Today is International Criminal Justice Day when the world recognizes the importance of international efforts to hold individuals accountable for the crimes of genocide, crimes against humanity, and war crimes. Starting with the Nuremberg trials after World War Two and continuing to more recent times, the United States has been a city on the hill in seeking accountability for the world’s gravest crimes.
Tragically, US leadership in this field has hit rock bottom. Last month, the Trump administration announced an executive order authorizing sanctions against the International Criminal Court (ICC), its professionals, their families, and others who assist the ICC in its vital work to maintain international peace and security through law, not war. These sanctions were authorized in retaliation for the ICC’s investigation in Afghanistan and prospectively in Palestine.
These sanctions are unprecedented. Sanctions are designed to punish mass human rights violators, terrorists, and others who prey on the innocent, not judicial professionals seeking to hold these actors criminally accountable. The sanctions are a betrayal of our best values.
Watching the public announcement by the administration’s top officials felt like watching American exceptionalism on human rights and the rule of law on life support. US leaders peddled distortions about the ICC, such as its work amounted to a “persecution of Americans”. They failed to mention that the lion’s share of the ICC’s investigation focuses on crimes committed against Afghan civilians on Afghan territory by the Taliban, Islamic State, and other militant groups.
Attorney General Barr claimed to have evidence of “corruption and malfeasance at the highest levels” of the ICC and threatened to “hold people accountable for their wrongdoing” without sharing what evidence or authority he had.
He knows there is no evidence and no authority, and therein lies the rot: current American leadership, not the ICC, has politicized the rule of law, domestically and internationally. The US called the ICC a “kangaroo” court, yet the Flynn and Stone debacles demonstrate that the administration prefers courts that are not impartial and independent but beholden to political interests and manipulation.
The attack on the ICC does not come from a desire to protect “our brave warriors” but to escape scrutiny of our past, specifically allegations of torture and other crimes committed in Afghanistan and through the US rendition program in European countries – all well-documented by our own authorities yet unpursued.
Whether US officials are criminally responsible for these crimes is best left to courts of law. The ugly truth, however, is that the US finds itself authorizing sanctions on the world’s only permanent international court for atrocity crimes because of its unwillingness to genuinely hold our own accountable, particularly the alleged architects behind the torture program.
Recently, Secretary Pompeo said “we honor and support victims and survivors of torture around the world.
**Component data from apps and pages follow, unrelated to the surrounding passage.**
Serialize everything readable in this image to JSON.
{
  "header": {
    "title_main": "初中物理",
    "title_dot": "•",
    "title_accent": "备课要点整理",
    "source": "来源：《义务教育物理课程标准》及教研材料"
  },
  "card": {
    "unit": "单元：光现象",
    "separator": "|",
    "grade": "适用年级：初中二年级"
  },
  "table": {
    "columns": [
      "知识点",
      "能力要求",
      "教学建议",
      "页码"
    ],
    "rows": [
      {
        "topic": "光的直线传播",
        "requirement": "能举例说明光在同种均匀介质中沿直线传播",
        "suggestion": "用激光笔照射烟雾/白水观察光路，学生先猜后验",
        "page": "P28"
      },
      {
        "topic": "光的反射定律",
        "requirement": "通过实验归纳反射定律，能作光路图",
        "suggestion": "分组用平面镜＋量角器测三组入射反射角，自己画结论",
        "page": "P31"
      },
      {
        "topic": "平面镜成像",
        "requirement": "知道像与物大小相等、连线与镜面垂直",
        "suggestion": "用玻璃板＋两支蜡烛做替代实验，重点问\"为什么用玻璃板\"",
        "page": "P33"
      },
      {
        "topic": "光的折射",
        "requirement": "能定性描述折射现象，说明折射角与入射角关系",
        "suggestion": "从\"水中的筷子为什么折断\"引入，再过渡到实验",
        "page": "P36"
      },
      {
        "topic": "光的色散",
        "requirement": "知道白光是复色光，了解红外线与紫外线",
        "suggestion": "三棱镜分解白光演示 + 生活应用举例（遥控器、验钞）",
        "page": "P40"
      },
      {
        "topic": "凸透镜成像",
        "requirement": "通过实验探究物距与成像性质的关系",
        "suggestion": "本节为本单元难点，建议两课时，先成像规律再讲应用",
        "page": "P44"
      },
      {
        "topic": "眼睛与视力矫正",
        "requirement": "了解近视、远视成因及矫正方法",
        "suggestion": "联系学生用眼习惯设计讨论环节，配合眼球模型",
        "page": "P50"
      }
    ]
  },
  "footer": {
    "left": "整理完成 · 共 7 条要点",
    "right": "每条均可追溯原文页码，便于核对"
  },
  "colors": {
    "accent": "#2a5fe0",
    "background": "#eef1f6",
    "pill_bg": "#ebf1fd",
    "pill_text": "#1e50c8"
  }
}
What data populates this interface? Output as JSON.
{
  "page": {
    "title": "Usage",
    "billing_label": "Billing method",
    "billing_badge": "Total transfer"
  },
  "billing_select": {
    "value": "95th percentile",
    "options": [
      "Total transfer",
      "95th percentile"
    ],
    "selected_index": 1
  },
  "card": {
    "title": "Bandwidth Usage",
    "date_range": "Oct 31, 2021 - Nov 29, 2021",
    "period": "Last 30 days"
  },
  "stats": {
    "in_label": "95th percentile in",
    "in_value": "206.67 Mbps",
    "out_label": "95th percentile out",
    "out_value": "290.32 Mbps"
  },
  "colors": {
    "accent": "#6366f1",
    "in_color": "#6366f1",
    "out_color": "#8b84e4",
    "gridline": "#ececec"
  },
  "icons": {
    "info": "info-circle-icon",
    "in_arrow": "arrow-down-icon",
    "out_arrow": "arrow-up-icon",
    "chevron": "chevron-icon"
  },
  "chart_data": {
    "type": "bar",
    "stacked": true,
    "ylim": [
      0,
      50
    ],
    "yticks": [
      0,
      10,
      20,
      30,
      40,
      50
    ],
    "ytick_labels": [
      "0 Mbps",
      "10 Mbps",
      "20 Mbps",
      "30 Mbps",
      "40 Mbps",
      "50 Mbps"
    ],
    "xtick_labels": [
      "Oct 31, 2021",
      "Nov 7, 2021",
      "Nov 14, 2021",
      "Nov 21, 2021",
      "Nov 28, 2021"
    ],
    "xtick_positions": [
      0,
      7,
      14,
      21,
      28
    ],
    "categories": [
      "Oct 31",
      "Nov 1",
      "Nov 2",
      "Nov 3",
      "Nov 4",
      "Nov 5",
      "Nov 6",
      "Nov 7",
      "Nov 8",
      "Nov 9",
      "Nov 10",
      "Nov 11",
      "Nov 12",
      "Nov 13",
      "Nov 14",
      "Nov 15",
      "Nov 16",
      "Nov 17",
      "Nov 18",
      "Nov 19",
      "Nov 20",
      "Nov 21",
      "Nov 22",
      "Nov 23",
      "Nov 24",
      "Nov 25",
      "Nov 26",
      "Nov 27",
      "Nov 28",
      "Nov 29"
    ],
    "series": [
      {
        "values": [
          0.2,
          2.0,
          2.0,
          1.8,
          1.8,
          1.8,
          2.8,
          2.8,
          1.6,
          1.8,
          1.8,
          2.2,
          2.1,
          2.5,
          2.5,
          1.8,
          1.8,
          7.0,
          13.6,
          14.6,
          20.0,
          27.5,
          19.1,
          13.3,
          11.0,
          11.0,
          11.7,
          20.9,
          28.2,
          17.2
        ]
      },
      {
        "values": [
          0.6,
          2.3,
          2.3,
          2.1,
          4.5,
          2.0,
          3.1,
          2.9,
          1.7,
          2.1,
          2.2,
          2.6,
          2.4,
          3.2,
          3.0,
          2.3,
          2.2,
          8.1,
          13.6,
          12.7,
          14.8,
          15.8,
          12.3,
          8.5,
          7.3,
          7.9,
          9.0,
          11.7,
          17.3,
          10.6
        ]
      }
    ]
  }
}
The U.S. is committed to using all available tools to promote accountability for those who engage in these abhorrent practices.” The ICC is simply asking the legitimate question: does that include Americans who participate in torture?
The US and virtually all its allies helped craft the Rome Statute – the ICC’s governing treaty passed on July 17, 1998 – and its other constitutive documents. The administration does not want it known that the US fingerprints are all over the ICC laws and procedures. We helped make this court.
The Trump administration says the ICC does not “respect…American sovereignty”. This is a distraction. The ICC, by law, is required to wash its hands of all proceedings if the US pursues genuine investigations and prosecutions into crimes by US nationals. The ICC is acting on the well-established principle of territoriality, the same principle we apply at home.
This is not about a rogue international court bent on waging lawfare as the administration would want the American public to believe. Far from it. The fact is that our government has been unwilling to hold its officials accountable under American law, in American courtrooms, with American due process.
The words of US Supreme Court Justice Robert H. Jackson who served as Chief Prosecutor at the Nuremberg Tribunal are most apt: “they are crimes whether the United States does them or whether Germany does them, and we are not prepared to lay down a rule of criminal conduct against others which we would not be willing to have invoked against us.”
On this International Criminal Justice Day, it is time for Americans to understand that our standing in the world is earned, not given. Our rule of law is on the brink, and we need to answer the hard questions and reverse course before it is too late.
*Christopher “Kip” Hale is an attorney specializing in atrocity crimes accountability and has worked at UN Tribunals for the former Yugoslavia and Cambodia.